“Oh, Nancy! Nancy! Where are you, Nancy?” shouted a rioter, as he and hundreds of others hunted for members of Congress during the January 6 Capitol riots. As I watched on TV the acts of terrorism that followed, I was appalled. The nation was appalled. What drove these so-called patriots to commit such horrific acts? The simple answer: the purveyance of conspiracy theories and rampant misinformation through social media.
While conspiracy theories are often harmless, if foolish, distractions, due to the uncertain political climate and pandemic, conspiracy theories have become extremely dangerous, enough to spark violence and widespread distrust. Humans, gullible as they are, easily buy into such fantastical explanations as a way to justify their misinformed beliefs about current events (i.e. the outcome of the 2020 election). According to a worrying poll conducted by Fairleigh Dickinson University, 63 percent of registered American voters believe in at least one political conspiracy theory. In fact, one New York Times article reveals that the internet is making this problem worse, as it facilitates a psychological phenomena known as confirmation bias. The article goes on to state that “the Internet’s tendency toward tribalism helps reinforce misguided beliefs.” This propensity that we have for blindly accepting misinformation is unfortunately difficult to suppress and will probably continue, as witnessed at the Capitol.

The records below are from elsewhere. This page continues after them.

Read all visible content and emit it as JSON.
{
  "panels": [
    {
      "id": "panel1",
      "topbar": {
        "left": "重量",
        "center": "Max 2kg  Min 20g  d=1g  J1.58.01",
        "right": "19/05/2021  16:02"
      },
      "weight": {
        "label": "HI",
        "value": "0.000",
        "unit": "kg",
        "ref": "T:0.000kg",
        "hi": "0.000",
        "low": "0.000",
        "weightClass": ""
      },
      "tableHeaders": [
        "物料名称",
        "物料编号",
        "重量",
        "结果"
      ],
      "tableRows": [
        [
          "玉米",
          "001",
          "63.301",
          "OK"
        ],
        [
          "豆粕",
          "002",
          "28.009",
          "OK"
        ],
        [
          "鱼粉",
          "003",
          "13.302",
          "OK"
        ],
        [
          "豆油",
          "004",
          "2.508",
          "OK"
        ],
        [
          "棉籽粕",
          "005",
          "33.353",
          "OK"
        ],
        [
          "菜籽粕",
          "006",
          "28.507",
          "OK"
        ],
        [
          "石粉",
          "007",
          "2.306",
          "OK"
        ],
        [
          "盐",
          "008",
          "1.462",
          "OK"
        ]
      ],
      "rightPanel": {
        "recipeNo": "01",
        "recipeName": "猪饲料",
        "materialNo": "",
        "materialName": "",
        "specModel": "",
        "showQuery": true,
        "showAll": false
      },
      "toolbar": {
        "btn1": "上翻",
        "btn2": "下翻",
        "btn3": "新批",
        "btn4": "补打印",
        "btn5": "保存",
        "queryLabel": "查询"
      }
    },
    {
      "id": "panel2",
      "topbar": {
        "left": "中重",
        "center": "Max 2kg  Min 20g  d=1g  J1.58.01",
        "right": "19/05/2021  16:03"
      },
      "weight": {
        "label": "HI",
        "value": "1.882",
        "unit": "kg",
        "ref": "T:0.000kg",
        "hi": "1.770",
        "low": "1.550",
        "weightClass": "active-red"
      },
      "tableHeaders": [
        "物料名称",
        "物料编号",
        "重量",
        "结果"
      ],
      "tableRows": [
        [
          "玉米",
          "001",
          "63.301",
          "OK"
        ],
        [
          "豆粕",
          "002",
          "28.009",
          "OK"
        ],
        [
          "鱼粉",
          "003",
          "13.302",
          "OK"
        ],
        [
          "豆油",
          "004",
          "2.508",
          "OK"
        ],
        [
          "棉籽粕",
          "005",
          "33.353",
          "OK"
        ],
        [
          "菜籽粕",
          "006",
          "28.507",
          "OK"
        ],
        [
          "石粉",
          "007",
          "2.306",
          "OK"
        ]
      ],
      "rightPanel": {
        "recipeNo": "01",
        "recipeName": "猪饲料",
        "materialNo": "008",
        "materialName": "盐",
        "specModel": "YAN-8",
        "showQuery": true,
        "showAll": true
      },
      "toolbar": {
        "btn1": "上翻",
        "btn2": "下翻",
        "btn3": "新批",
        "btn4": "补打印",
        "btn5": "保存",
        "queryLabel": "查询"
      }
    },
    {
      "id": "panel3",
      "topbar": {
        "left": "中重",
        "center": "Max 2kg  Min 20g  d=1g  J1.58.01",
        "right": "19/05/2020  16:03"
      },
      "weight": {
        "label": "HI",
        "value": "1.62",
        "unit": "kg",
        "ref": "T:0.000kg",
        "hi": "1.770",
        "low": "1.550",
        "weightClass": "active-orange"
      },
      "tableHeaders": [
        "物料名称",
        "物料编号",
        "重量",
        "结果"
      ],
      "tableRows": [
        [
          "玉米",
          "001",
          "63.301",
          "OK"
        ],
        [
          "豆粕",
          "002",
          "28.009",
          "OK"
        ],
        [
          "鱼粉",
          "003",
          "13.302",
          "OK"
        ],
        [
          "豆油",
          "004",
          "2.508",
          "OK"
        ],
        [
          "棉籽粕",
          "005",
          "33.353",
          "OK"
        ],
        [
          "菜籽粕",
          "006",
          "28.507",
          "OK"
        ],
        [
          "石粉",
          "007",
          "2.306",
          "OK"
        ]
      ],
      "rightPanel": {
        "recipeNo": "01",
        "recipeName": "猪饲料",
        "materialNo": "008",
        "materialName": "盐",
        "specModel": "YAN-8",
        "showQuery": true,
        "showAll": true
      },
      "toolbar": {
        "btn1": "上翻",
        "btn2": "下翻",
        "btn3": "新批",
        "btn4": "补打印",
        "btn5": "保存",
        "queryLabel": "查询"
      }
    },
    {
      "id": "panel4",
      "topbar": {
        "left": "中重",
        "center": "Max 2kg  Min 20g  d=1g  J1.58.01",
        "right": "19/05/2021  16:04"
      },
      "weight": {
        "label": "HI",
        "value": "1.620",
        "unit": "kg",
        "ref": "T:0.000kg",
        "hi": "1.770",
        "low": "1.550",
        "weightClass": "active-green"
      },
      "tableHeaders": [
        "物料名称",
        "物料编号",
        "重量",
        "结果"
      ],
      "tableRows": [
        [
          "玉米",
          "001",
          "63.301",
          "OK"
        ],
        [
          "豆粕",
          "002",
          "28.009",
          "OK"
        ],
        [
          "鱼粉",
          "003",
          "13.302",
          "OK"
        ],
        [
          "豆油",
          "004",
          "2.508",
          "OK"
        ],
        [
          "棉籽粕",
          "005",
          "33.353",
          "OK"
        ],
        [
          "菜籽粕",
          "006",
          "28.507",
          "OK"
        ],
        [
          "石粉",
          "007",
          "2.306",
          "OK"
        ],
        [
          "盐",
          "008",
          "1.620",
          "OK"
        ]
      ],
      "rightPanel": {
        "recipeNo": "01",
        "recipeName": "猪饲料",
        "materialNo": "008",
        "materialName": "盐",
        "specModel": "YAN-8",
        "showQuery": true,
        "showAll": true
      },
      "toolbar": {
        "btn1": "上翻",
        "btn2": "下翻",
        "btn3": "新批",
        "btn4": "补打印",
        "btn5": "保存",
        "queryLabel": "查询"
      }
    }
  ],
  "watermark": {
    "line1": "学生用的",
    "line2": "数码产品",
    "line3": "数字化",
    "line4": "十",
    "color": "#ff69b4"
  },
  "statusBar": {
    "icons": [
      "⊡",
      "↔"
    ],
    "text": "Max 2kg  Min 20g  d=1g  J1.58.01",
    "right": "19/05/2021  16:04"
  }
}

The only solution left is to turn our attention to social media, where conspiracy theories are spreading faster than COVID-19. According to Vox, “Conspiracy theories are memetic — they mutate easily and take on new forms — which makes them a perfect fit for social media platforms.” Theories that 5G cell towers spread COVID-19 and that Satan-worshipping elites are controlling our politics have inundated media posts, increasing the number of conspiracy theorists and misinformed individuals. This ultimately results in a dangerous concoction of extremism that can plague our society with chaos, as noted by Homeland Security Today, which stated that “there is now evidence that links the content on … popular online platforms to violent and extremist acts.” This, of course, leads us to some pivotal questions. How should social media companies restrict the spread of misinformation? How do we even know which conspiracy theories are inflammatory? While I cannot answer these open-ended, complex questions, I can definitively assert that there is a pressing need for social media companies to eradicate speech that can incite ruthless brutality.
It is now not so difficult to understand why the horrific events at the Capitol occurred, nor is it assuring that misinformation clouds our democracy. Conspiracy theories pose a direct threat to our nation. Therefore, social media outlets have the moral responsibility to prevent these unfounded beliefs from destroying our ability to rationally scrutinize.
Ajeeth Iyer is a junior at Rio Americano High School